*** Records ***

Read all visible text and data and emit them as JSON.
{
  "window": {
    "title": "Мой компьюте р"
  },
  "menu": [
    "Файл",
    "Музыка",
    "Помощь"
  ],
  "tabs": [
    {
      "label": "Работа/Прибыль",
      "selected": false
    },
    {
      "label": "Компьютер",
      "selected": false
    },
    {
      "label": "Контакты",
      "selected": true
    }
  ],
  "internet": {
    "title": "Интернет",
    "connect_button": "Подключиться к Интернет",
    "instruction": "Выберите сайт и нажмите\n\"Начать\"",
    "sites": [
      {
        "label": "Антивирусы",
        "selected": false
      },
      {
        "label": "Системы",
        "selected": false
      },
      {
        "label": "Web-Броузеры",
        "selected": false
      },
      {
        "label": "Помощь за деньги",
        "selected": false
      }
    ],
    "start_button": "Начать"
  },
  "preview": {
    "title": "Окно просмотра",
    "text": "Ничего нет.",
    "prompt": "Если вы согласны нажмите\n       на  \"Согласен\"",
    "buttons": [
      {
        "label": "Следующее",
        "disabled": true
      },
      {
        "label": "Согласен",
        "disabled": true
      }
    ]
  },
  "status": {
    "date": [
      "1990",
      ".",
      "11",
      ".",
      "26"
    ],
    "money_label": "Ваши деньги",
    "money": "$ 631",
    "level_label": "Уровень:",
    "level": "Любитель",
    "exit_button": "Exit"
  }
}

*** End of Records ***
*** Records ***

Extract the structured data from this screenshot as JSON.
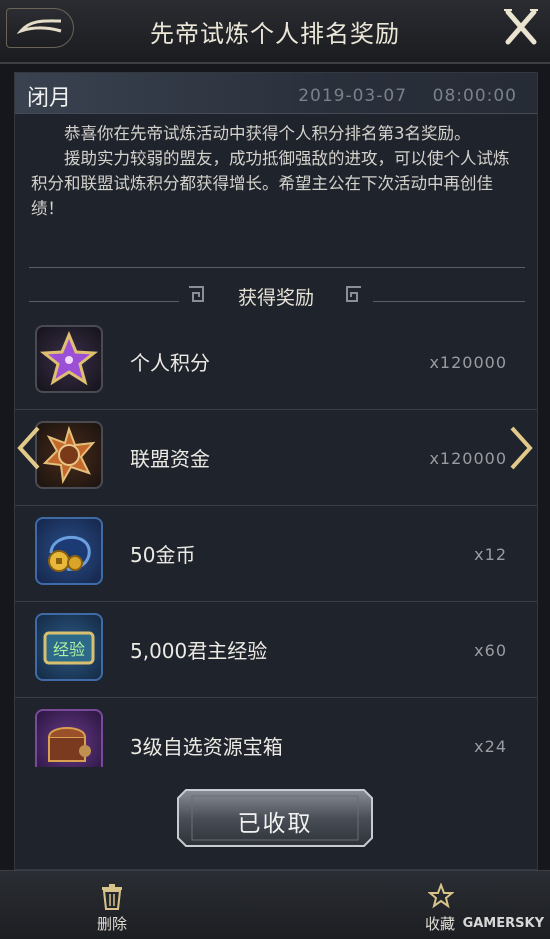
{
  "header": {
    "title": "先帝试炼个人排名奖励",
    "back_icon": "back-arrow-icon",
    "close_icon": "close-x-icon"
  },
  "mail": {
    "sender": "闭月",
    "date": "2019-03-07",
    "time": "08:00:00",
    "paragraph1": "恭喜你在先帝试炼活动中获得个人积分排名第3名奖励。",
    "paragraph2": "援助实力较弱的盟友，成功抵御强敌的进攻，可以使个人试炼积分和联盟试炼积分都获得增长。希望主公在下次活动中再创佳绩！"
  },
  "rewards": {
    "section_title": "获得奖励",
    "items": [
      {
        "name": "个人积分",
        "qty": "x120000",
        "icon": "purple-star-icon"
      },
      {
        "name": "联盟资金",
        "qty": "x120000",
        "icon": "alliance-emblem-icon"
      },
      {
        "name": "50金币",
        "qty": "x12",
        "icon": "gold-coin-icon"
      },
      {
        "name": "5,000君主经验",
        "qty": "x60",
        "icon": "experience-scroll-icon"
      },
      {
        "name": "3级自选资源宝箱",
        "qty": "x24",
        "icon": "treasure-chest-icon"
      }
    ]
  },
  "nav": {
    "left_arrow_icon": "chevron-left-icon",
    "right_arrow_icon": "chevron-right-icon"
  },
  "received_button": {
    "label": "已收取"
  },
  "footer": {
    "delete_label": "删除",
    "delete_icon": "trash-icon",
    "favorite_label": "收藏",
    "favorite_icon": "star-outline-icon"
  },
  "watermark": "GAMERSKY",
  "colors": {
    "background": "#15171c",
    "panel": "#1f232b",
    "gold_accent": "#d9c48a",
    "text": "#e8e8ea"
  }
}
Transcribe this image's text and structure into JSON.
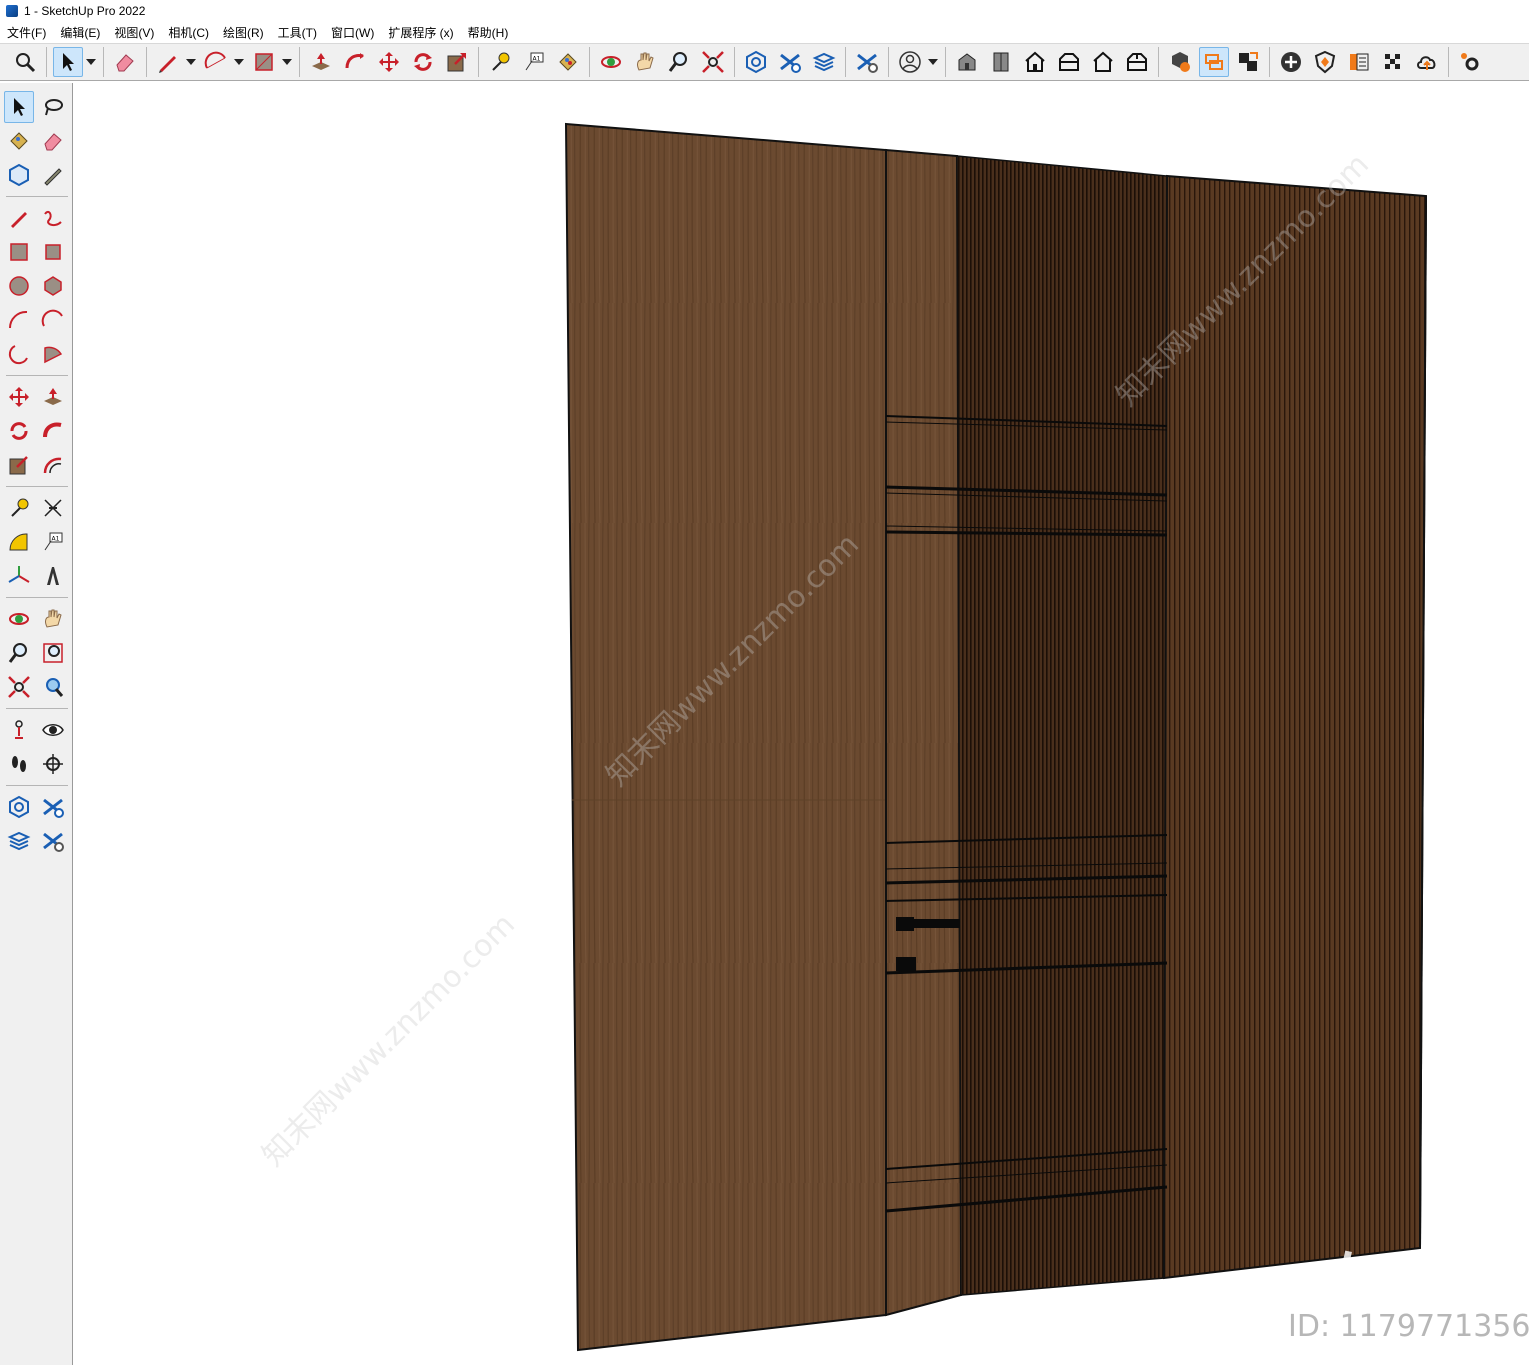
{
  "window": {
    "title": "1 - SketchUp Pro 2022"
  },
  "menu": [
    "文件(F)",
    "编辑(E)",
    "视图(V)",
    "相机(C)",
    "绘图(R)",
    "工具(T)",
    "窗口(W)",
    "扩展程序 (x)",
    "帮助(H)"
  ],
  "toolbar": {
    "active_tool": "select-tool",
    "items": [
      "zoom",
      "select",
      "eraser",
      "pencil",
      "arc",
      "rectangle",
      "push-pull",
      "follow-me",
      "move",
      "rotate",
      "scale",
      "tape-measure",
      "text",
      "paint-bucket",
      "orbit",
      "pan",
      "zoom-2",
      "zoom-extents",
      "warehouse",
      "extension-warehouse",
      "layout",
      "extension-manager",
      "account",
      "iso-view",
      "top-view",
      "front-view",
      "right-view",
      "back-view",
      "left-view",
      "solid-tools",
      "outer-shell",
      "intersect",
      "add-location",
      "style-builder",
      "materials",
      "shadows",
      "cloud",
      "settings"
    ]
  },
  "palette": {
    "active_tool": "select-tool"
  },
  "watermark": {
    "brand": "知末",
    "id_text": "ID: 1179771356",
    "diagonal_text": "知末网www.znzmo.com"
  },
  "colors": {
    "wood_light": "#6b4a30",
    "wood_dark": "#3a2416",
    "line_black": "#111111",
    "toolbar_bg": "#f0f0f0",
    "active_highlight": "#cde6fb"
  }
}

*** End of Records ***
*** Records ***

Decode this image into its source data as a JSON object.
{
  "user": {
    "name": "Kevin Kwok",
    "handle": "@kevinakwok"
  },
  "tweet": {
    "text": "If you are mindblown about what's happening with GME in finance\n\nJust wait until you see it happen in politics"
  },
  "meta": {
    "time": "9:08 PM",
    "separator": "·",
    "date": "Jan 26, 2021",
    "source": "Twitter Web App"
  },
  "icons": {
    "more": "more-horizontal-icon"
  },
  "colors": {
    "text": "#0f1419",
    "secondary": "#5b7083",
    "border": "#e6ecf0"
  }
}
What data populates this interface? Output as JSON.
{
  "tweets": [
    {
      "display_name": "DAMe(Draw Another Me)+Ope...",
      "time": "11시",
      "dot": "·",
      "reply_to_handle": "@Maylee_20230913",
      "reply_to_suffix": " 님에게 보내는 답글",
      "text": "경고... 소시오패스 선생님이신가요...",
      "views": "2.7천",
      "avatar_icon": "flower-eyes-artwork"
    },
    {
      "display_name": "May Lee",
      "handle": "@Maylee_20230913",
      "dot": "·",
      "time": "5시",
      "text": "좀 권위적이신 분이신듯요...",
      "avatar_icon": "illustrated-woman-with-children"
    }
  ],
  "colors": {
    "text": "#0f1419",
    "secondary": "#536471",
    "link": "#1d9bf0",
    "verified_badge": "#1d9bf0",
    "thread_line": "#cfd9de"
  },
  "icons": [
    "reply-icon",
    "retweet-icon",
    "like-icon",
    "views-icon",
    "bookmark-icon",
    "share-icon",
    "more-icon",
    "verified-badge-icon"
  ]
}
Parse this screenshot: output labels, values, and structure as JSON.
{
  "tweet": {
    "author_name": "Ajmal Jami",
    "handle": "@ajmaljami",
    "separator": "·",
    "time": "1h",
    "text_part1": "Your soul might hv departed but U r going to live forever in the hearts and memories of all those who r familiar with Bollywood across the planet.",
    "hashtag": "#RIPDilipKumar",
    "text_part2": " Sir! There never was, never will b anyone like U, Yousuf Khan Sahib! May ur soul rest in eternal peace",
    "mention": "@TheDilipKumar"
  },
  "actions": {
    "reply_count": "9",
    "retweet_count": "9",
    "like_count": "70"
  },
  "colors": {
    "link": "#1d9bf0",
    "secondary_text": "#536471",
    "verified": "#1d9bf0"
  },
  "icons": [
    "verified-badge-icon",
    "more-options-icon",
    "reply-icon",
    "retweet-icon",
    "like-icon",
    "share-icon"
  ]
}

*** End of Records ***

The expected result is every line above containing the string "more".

    "more": "more-horizontal-icon"
    "more-icon",
    "more-options-icon",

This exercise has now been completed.